Here’s One For The Brave: A Barn Find Costin Nathan Prototype Sports Racer
Photography Courtesy of H&H Auctioneers
Want to be a hero at the Goodwood Festival of Speed, or any vintage motoring celebration, for that matter? If you’ve got the patience, passion, and pennies needed to take on a full-blown restoration of a classic racecar, why not save this very niche but history-rich Costin Nathan GT prototype?
In 1965, Lotus aerodynamicist Frank Costin teamed up with veteran wheelman and savvy tuner Roger Nathan to build an all-new lightweight racecar aimed to compete in the Group 6 series. The monocoque chassis tub was constructed from tube framing and plywood, featuring independent front and rear tube subframes. With a high-strung 998-cc aluminum four-cylinder DOHC Hillman Imp engine mated to a Hewland Mk5 manual gearbox mounted amidships…pushing this racer that weighed just 700 pounds!
With such little weight packed under a slippery aero shell, things could get hairy, quick, especially with more than 100-horsepower-per liter on tap. So, four-wheel independent trick suspension and grabby disc brakes behind lightweight magnesium rollers were selected to help keep things under reign. The end result was an on-edge twitchy machine not to be taken lightly by inexperienced drivers—but it was damn fast.
This original Works Prototype was originally a spider model but was later converted to a fixed roof to meet GT racing regulations. In 1966, Roger Nathan test-and-tuned the car by extensively racing it throughout the season. Five class wins and one second-in-class finish were topped with Nathan’s greatest racing accomplishment: taking gold at the 1966 Coupes de Paris!
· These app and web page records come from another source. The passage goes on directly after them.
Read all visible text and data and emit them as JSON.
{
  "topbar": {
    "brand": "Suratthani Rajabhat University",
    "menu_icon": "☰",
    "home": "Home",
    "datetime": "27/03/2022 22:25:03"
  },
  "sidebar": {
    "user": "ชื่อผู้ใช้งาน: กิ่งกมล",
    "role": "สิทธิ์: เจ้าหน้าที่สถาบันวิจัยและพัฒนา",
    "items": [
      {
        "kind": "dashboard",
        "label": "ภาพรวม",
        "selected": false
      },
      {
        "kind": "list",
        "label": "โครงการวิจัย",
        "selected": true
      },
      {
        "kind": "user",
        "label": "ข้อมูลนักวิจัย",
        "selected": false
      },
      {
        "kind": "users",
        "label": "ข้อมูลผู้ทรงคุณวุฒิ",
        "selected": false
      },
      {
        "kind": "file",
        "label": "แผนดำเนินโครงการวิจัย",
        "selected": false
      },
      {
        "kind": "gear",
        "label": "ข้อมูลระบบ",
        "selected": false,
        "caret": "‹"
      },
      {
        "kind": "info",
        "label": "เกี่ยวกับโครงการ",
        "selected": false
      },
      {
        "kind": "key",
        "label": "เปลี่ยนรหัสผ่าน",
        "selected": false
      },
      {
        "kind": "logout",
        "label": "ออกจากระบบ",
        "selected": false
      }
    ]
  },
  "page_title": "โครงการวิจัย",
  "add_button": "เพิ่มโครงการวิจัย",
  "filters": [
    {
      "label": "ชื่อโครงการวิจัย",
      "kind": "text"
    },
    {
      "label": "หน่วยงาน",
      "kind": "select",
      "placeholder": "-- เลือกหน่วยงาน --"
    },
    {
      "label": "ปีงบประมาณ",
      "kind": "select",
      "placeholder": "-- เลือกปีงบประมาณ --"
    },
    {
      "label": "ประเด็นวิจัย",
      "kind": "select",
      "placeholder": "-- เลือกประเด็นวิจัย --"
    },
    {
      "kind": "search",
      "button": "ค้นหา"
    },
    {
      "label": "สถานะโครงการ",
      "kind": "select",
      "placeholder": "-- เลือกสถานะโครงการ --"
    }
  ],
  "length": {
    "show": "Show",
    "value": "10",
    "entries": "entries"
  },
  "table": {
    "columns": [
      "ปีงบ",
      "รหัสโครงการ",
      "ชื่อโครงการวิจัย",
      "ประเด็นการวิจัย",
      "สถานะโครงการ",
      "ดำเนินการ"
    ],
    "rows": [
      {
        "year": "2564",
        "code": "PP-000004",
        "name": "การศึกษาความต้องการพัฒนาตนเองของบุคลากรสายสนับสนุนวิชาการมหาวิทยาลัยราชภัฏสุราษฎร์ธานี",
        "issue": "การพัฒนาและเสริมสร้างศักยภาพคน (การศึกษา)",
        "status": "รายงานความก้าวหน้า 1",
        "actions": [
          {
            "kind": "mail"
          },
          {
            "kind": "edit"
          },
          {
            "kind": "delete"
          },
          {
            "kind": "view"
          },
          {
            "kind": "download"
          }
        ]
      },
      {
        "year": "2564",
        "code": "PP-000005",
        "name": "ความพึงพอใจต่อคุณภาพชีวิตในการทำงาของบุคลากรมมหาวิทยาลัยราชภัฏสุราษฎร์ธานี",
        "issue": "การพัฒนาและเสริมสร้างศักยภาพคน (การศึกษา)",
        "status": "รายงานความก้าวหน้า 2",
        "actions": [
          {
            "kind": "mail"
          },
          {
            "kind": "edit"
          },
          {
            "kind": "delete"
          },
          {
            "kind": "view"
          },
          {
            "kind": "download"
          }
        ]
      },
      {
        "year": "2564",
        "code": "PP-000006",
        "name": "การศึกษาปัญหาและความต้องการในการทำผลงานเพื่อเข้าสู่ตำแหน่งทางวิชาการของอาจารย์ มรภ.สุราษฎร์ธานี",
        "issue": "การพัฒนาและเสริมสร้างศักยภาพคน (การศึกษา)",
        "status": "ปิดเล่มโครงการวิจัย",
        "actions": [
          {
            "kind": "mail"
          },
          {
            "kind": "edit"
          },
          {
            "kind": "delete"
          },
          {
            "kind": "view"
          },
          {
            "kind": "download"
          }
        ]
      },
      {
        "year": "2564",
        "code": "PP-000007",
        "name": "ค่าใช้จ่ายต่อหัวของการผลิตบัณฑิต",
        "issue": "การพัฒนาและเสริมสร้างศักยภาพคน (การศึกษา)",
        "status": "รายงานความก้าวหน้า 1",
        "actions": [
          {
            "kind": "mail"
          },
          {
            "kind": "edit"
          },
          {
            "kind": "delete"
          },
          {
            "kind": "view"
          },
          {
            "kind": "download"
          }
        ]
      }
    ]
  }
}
The 1966 success realigned the Costin Nathan program for the ultimate endurance—the Le Mans 24 Hours. A more powerful Lotus twin-cam heart was transplanted and the lidless body was completely reworked—this is when the car was converted to a hardtop. Unfortunately, lack of funds and a number of setbacks worked against the team’s efforts in 1967, earning only a single first place class win at Snetterton with Chris Meek at the helm.
Considering the team’s small outfit and rather short-lived competition involvement, they raced quite well. The later GT bodies were constructed of fiberglass while the early test mules and first racers, like this, were made from aluminum—I suppose that’ll be easier to revive than tired and warped resin.
Despite its struggles, the Costin Nathan GT fought the good fight admirably. Recently awoken from a near half-century hibernation, this tired but mostly complete and original race car is up for grabs. A restoration won’t be easy nor come inexpensively, but we want to believe it’ll all be worth it once behind the wheel. See you at Goodwood 2020!
– Estate sale “barn find” after sitting for 45+ years
– Early Works Prototype Costin Nathan
– Rich racing pedigree
Twin-cam Lotus engine, five-speed Hewland MK5 transmission, front and rear independent suspension, and four-wheel disc brakes.
Body Type: Original aluminum Spider converted to Coupe.